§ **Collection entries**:
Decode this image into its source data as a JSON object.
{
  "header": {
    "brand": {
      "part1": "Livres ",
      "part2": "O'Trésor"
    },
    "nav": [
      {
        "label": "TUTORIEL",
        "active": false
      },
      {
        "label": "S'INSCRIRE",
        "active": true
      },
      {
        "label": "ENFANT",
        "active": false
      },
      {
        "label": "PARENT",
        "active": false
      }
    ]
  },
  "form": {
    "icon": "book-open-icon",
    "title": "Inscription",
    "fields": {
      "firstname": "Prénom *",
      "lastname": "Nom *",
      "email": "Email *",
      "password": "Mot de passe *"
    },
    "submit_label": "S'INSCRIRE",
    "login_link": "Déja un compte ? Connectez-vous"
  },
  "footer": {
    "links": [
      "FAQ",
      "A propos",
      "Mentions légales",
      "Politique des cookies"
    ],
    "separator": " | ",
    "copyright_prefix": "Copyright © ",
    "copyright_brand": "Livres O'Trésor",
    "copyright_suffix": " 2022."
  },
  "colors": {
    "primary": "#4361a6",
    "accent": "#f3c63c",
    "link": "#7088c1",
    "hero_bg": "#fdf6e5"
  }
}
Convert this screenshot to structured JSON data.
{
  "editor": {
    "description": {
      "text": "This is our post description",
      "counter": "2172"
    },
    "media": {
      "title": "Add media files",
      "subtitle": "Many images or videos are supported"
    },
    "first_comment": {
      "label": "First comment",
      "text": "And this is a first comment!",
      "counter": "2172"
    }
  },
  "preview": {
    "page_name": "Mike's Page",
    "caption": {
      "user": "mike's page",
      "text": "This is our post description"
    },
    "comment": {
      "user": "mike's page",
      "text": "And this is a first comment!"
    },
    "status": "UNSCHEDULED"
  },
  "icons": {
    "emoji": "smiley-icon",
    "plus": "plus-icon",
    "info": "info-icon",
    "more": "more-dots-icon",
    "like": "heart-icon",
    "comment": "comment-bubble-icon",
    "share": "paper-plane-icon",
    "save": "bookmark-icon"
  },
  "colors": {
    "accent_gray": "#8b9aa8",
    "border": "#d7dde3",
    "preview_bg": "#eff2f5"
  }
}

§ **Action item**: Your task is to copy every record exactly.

§ **Completed task**:
Decode this image into its source data as a JSON object.
{
  "header": {
    "brand": {
      "part1": "Livres ",
      "part2": "O'Trésor"
    },
    "nav": [
      {
        "label": "TUTORIEL",
        "active": false
      },
      {
        "label": "S'INSCRIRE",
        "active": true
      },
      {
        "label": "ENFANT",
        "active": false
      },
      {
        "label": "PARENT",
        "active": false
      }
    ]
  },
  "form": {
    "icon": "book-open-icon",
    "title": "Inscription",
    "fields": {
      "firstname": "Prénom *",
      "lastname": "Nom *",
      "email": "Email *",
      "password": "Mot de passe *"
    },
    "submit_label": "S'INSCRIRE",
    "login_link": "Déja un compte ? Connectez-vous"
  },
  "footer": {
    "links": [
      "FAQ",
      "A propos",
      "Mentions légales",
      "Politique des cookies"
    ],
    "separator": " | ",
    "copyright_prefix": "Copyright © ",
    "copyright_brand": "Livres O'Trésor",
    "copyright_suffix": " 2022."
  },
  "colors": {
    "primary": "#4361a6",
    "accent": "#f3c63c",
    "link": "#7088c1",
    "hero_bg": "#fdf6e5"
  }
}
Convert this screenshot to structured JSON data.
{
  "editor": {
    "description": {
      "text": "This is our post description",
      "counter": "2172"
    },
    "media": {
      "title": "Add media files",
      "subtitle": "Many images or videos are supported"
    },
    "first_comment": {
      "label": "First comment",
      "text": "And this is a first comment!",
      "counter": "2172"
    }
  },
  "preview": {
    "page_name": "Mike's Page",
    "caption": {
      "user": "mike's page",
      "text": "This is our post description"
    },
    "comment": {
      "user": "mike's page",
      "text": "And this is a first comment!"
    },
    "status": "UNSCHEDULED"
  },
  "icons": {
    "emoji": "smiley-icon",
    "plus": "plus-icon",
    "info": "info-icon",
    "more": "more-dots-icon",
    "like": "heart-icon",
    "comment": "comment-bubble-icon",
    "share": "paper-plane-icon",
    "save": "bookmark-icon"
  },
  "colors": {
    "accent_gray": "#8b9aa8",
    "border": "#d7dde3",
    "preview_bg": "#eff2f5"
  }
}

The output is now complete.